Last week I started to re-read “The 4-hour work week” * by Tim Ferris. I have been wanting to re-read this book for reflection for a while now. I was especially curious to re-read the techniques Tim describes in his book. Techniques he used in his journey in going from a 60+ hour work week to one of considerably fewer hours. Techniques I can probably use to help me be more effective and efficient while sticking to my 4-day work week.

To some extent, the book is a very old-fashioned book. I remember purchasing “The 4-hour work week” at an airport while traveling somewhere in 2008, shortly after it was published. Most of my book reading today takes place on a Kindle. Reading a paper book has a very different feeling to it! Technology has also made a leap forward in the past 12 years. As such I found that it is important to focus my reflection on the principles in the book, rather than on the actual sites and technology he describes. 

One of the first principles I ran into while reading the book was the 80/20 rule, or better said Pareto’s Law. Not really something new, nor something that I never applied before. Vilfredo Pareto passed away in 1923 and so his law must have been around at least for some 100 years. The summary of Pareto’s law is that 80% of the output, or results, comes from 20% of the inputs, or your efforts. It also applies the other way around: 80% of your efforts lead to only 20% of the results. 

I’m sure you have heard of this before. That’s what reflection does, it creates “aha” moments, it opens doors in your memory that were temporarily shut.
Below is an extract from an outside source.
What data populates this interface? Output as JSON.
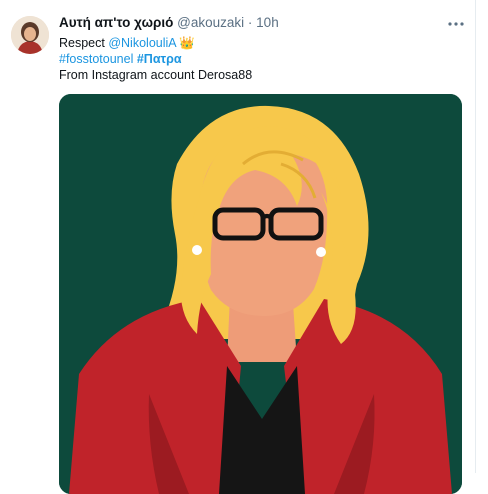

Old knowledge or techniques can be applied in a new flavor or in new circumstances. That’s what I started doing: I went through my todo list and for each action I wondered “does it contribute to the 80% results, or is it part of the 80% effort?”. If it belonged to the latter category, I looked at how I could say goodbye to such a task. It’s a liberating exercise that creates new space. I would highly advise you to do a similar exercise and ask yourself: to which of your own activities is it time to say goodbye?

The same applies to your alliances and partnerships. You have your Alliance Health Checks for your alliance portfolio in progress. Now, next to the Alliance Health Check, also look at the broader performance of the alliance. Then, consider: which one of your alliances belong to the category that asks for 80% of your time and effort and contributes only to 20% of the value you want to generate? Is it time to say goodbye to (some of) them?